#### [Problem]
Your answer should consist of the lines in the data below that contain "reply".
[[ Data listing, beginning ]]
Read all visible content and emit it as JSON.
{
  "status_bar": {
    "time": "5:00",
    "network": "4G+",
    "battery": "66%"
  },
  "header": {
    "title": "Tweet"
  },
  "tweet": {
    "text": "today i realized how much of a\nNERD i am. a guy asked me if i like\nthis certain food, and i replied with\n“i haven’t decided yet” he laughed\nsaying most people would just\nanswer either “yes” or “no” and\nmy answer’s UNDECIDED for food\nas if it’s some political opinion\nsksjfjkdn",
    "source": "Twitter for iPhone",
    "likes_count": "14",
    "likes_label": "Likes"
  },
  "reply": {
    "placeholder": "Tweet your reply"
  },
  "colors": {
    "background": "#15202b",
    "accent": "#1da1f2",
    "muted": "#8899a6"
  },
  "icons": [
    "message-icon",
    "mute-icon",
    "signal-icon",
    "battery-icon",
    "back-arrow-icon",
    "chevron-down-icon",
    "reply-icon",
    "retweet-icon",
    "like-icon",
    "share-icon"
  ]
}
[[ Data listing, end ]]
#### [The answer]
  "reply": {
    "placeholder": "Tweet your reply"
    "reply-icon",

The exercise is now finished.